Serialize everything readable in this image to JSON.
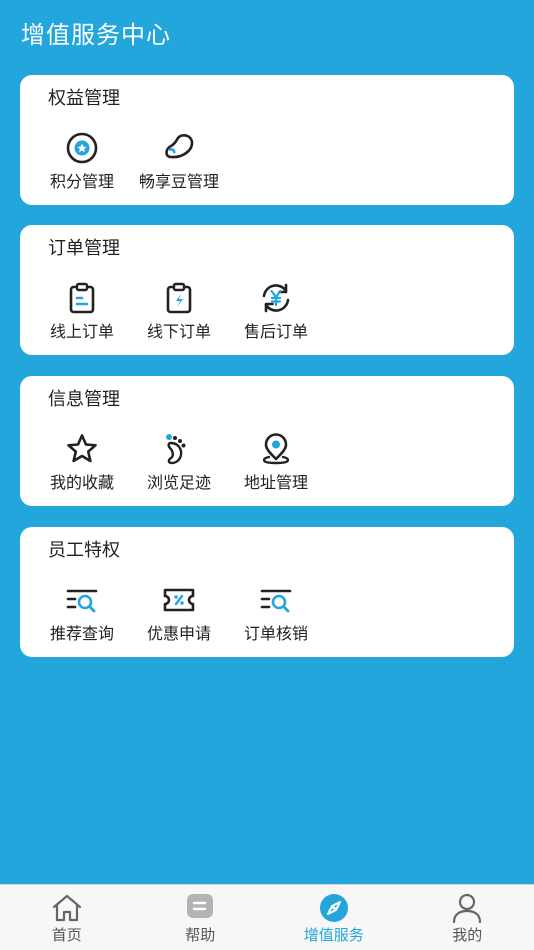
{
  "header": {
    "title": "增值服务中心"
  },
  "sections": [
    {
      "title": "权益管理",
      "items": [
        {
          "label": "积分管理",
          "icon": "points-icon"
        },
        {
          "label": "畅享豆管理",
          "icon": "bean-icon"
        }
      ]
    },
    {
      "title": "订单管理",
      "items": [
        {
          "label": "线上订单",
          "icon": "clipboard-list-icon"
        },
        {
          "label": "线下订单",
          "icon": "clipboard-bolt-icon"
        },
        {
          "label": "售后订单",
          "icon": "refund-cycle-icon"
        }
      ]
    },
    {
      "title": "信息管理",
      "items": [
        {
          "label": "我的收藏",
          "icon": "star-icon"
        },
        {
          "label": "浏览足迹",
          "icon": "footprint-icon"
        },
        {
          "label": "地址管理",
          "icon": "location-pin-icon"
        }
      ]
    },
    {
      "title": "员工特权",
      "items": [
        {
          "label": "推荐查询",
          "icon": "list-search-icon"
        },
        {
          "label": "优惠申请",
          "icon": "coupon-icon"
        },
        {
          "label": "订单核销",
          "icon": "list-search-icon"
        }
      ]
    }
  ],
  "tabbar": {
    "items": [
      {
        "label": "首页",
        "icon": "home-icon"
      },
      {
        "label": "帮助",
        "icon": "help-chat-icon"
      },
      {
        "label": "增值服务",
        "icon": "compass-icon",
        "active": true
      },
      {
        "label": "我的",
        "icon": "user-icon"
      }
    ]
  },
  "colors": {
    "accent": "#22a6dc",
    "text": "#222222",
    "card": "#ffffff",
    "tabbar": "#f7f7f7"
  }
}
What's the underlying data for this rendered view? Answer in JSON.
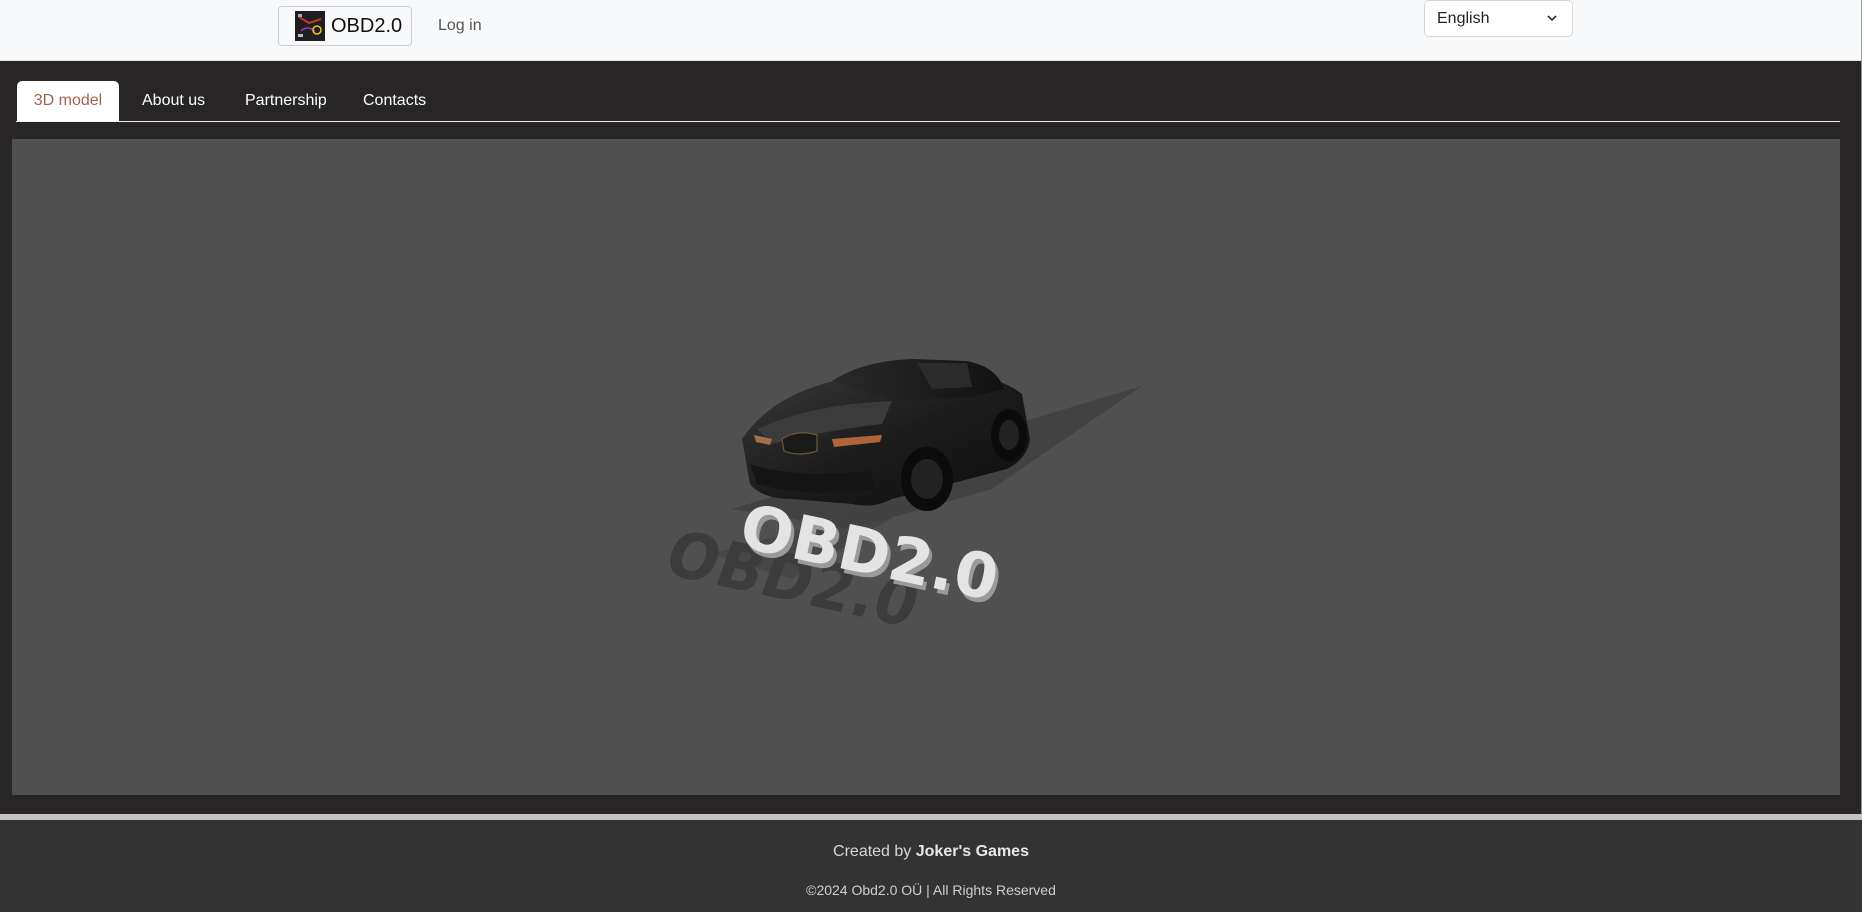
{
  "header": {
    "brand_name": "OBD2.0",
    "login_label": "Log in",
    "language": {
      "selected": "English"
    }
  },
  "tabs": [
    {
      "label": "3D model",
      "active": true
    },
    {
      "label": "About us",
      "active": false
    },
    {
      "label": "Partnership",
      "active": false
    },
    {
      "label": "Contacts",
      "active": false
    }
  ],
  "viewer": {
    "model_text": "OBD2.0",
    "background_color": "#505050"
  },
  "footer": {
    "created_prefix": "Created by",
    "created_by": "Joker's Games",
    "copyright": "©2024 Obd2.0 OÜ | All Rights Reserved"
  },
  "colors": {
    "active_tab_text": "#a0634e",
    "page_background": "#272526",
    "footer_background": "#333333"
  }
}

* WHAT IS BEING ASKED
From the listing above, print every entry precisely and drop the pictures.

* TASK OUTPUT
Serialize everything readable in this image to JSON.
{
  "header": {
    "title": "增值服务中心"
  },
  "sections": [
    {
      "title": "权益管理",
      "items": [
        {
          "label": "积分管理",
          "icon": "points-icon"
        },
        {
          "label": "畅享豆管理",
          "icon": "bean-icon"
        }
      ]
    },
    {
      "title": "订单管理",
      "items": [
        {
          "label": "线上订单",
          "icon": "clipboard-list-icon"
        },
        {
          "label": "线下订单",
          "icon": "clipboard-bolt-icon"
        },
        {
          "label": "售后订单",
          "icon": "refund-cycle-icon"
        }
      ]
    },
    {
      "title": "信息管理",
      "items": [
        {
          "label": "我的收藏",
          "icon": "star-icon"
        },
        {
          "label": "浏览足迹",
          "icon": "footprint-icon"
        },
        {
          "label": "地址管理",
          "icon": "location-pin-icon"
        }
      ]
    },
    {
      "title": "员工特权",
      "items": [
        {
          "label": "推荐查询",
          "icon": "list-search-icon"
        },
        {
          "label": "优惠申请",
          "icon": "coupon-icon"
        },
        {
          "label": "订单核销",
          "icon": "list-search-icon"
        }
      ]
    }
  ],
  "tabbar": {
    "items": [
      {
        "label": "首页",
        "icon": "home-icon"
      },
      {
        "label": "帮助",
        "icon": "help-chat-icon"
      },
      {
        "label": "增值服务",
        "icon": "compass-icon",
        "active": true
      },
      {
        "label": "我的",
        "icon": "user-icon"
      }
    ]
  },
  "colors": {
    "accent": "#22a6dc",
    "text": "#222222",
    "card": "#ffffff",
    "tabbar": "#f7f7f7"
  }
}
What's the underlying data for this rendered view? Answer in JSON.
{
  "header": {
    "brand_name": "OBD2.0",
    "login_label": "Log in",
    "language": {
      "selected": "English"
    }
  },
  "tabs": [
    {
      "label": "3D model",
      "active": true
    },
    {
      "label": "About us",
      "active": false
    },
    {
      "label": "Partnership",
      "active": false
    },
    {
      "label": "Contacts",
      "active": false
    }
  ],
  "viewer": {
    "model_text": "OBD2.0",
    "background_color": "#505050"
  },
  "footer": {
    "created_prefix": "Created by",
    "created_by": "Joker's Games",
    "copyright": "©2024 Obd2.0 OÜ | All Rights Reserved"
  },
  "colors": {
    "active_tab_text": "#a0634e",
    "page_background": "#272526",
    "footer_background": "#333333"
  }
}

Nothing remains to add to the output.